> **Assignment**:
Your answer must be a word-for-word copy of the listing, with all pictures excluded.

---------- Record excerpts ----------

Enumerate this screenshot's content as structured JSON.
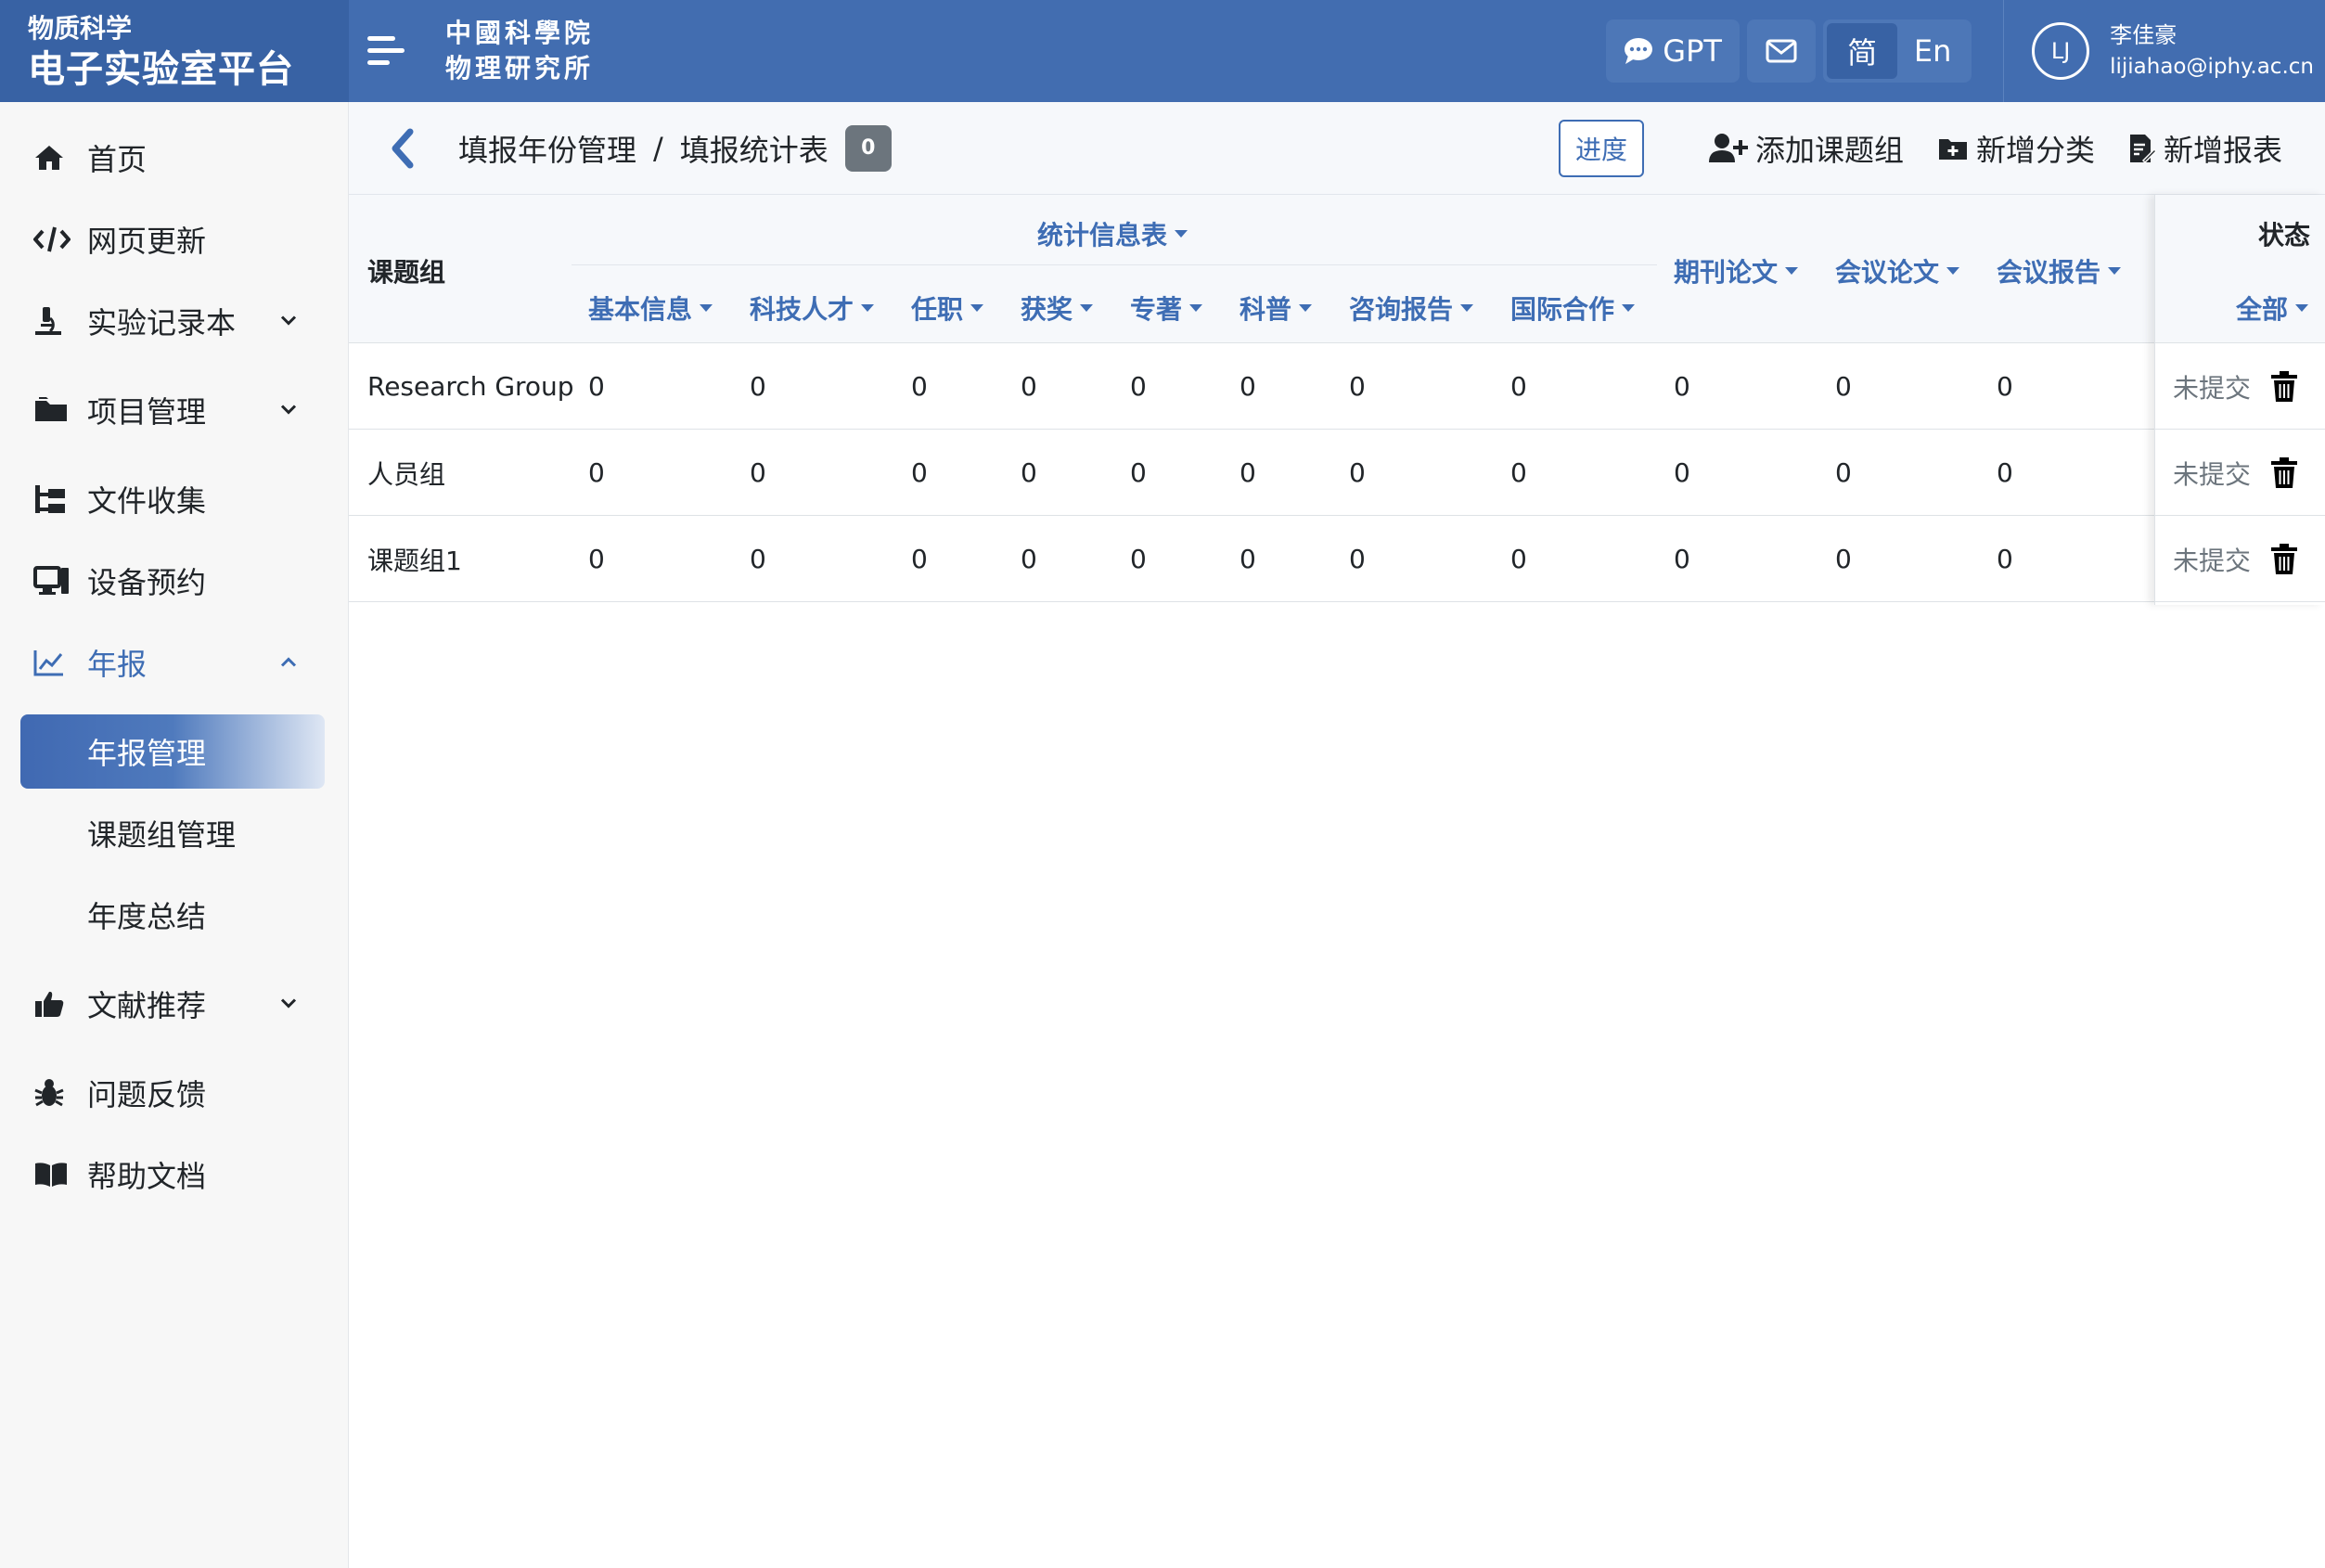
{
  "brand": {
    "subtitle": "物质科学",
    "title": "电子实验室平台"
  },
  "institute_logo": {
    "line1": "中國科學院",
    "line2": "物理研究所"
  },
  "topbar": {
    "gpt_label": "GPT",
    "lang_zh": "简",
    "lang_en": "En",
    "user": {
      "initials": "LJ",
      "name": "李佳豪",
      "email": "lijiahao@iphy.ac.cn"
    }
  },
  "sidebar": {
    "items": [
      {
        "label": "首页",
        "icon": "home-icon"
      },
      {
        "label": "网页更新",
        "icon": "code-icon"
      },
      {
        "label": "实验记录本",
        "icon": "microscope-icon"
      },
      {
        "label": "项目管理",
        "icon": "folder-icon"
      },
      {
        "label": "文件收集",
        "icon": "sitemap-icon"
      },
      {
        "label": "设备预约",
        "icon": "computer-icon"
      },
      {
        "label": "年报",
        "icon": "chart-line-icon"
      },
      {
        "label": "文献推荐",
        "icon": "thumbs-up-icon"
      },
      {
        "label": "问题反馈",
        "icon": "bug-icon"
      },
      {
        "label": "帮助文档",
        "icon": "book-icon"
      }
    ],
    "annual_sub": [
      {
        "label": "年报管理"
      },
      {
        "label": "课题组管理"
      },
      {
        "label": "年度总结"
      }
    ]
  },
  "header": {
    "breadcrumb_parent": "填报年份管理",
    "breadcrumb_sep": "/",
    "breadcrumb_current": "填报统计表",
    "count": "0",
    "progress_label": "进度",
    "add_group_label": "添加课题组",
    "add_category_label": "新增分类",
    "add_report_label": "新增报表"
  },
  "table": {
    "group_col_header": "课题组",
    "stat_group_header": "统计信息表",
    "sub_headers": [
      "基本信息",
      "科技人才",
      "任职",
      "获奖",
      "专著",
      "科普",
      "咨询报告",
      "国际合作"
    ],
    "other_headers": [
      "期刊论文",
      "会议论文",
      "会议报告"
    ],
    "status_header": "状态",
    "status_filter": "全部",
    "rows": [
      {
        "name": "Research Group",
        "values": [
          "0",
          "0",
          "0",
          "0",
          "0",
          "0",
          "0",
          "0",
          "0",
          "0",
          "0"
        ],
        "status": "未提交"
      },
      {
        "name": "人员组",
        "values": [
          "0",
          "0",
          "0",
          "0",
          "0",
          "0",
          "0",
          "0",
          "0",
          "0",
          "0"
        ],
        "status": "未提交"
      },
      {
        "name": "课题组1",
        "values": [
          "0",
          "0",
          "0",
          "0",
          "0",
          "0",
          "0",
          "0",
          "0",
          "0",
          "0"
        ],
        "status": "未提交"
      }
    ]
  },
  "colors": {
    "primary": "#426db0",
    "brand_bg": "#3862a4",
    "link": "#3e6db4",
    "badge": "#6c757d"
  }
}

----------

> **Expected output**:
Enumerate this screenshot's content as structured JSON.
{
  "brand": {
    "subtitle": "物质科学",
    "title": "电子实验室平台"
  },
  "institute_logo": {
    "line1": "中國科學院",
    "line2": "物理研究所"
  },
  "topbar": {
    "gpt_label": "GPT",
    "lang_zh": "简",
    "lang_en": "En",
    "user": {
      "initials": "LJ",
      "name": "李佳豪",
      "email": "lijiahao@iphy.ac.cn"
    }
  },
  "sidebar": {
    "items": [
      {
        "label": "首页",
        "icon": "home-icon"
      },
      {
        "label": "网页更新",
        "icon": "code-icon"
      },
      {
        "label": "实验记录本",
        "icon": "microscope-icon"
      },
      {
        "label": "项目管理",
        "icon": "folder-icon"
      },
      {
        "label": "文件收集",
        "icon": "sitemap-icon"
      },
      {
        "label": "设备预约",
        "icon": "computer-icon"
      },
      {
        "label": "年报",
        "icon": "chart-line-icon"
      },
      {
        "label": "文献推荐",
        "icon": "thumbs-up-icon"
      },
      {
        "label": "问题反馈",
        "icon": "bug-icon"
      },
      {
        "label": "帮助文档",
        "icon": "book-icon"
      }
    ],
    "annual_sub": [
      {
        "label": "年报管理"
      },
      {
        "label": "课题组管理"
      },
      {
        "label": "年度总结"
      }
    ]
  },
  "header": {
    "breadcrumb_parent": "填报年份管理",
    "breadcrumb_sep": "/",
    "breadcrumb_current": "填报统计表",
    "count": "0",
    "progress_label": "进度",
    "add_group_label": "添加课题组",
    "add_category_label": "新增分类",
    "add_report_label": "新增报表"
  },
  "table": {
    "group_col_header": "课题组",
    "stat_group_header": "统计信息表",
    "sub_headers": [
      "基本信息",
      "科技人才",
      "任职",
      "获奖",
      "专著",
      "科普",
      "咨询报告",
      "国际合作"
    ],
    "other_headers": [
      "期刊论文",
      "会议论文",
      "会议报告"
    ],
    "status_header": "状态",
    "status_filter": "全部",
    "rows": [
      {
        "name": "Research Group",
        "values": [
          "0",
          "0",
          "0",
          "0",
          "0",
          "0",
          "0",
          "0",
          "0",
          "0",
          "0"
        ],
        "status": "未提交"
      },
      {
        "name": "人员组",
        "values": [
          "0",
          "0",
          "0",
          "0",
          "0",
          "0",
          "0",
          "0",
          "0",
          "0",
          "0"
        ],
        "status": "未提交"
      },
      {
        "name": "课题组1",
        "values": [
          "0",
          "0",
          "0",
          "0",
          "0",
          "0",
          "0",
          "0",
          "0",
          "0",
          "0"
        ],
        "status": "未提交"
      }
    ]
  },
  "colors": {
    "primary": "#426db0",
    "brand_bg": "#3862a4",
    "link": "#3e6db4",
    "badge": "#6c757d"
  }
}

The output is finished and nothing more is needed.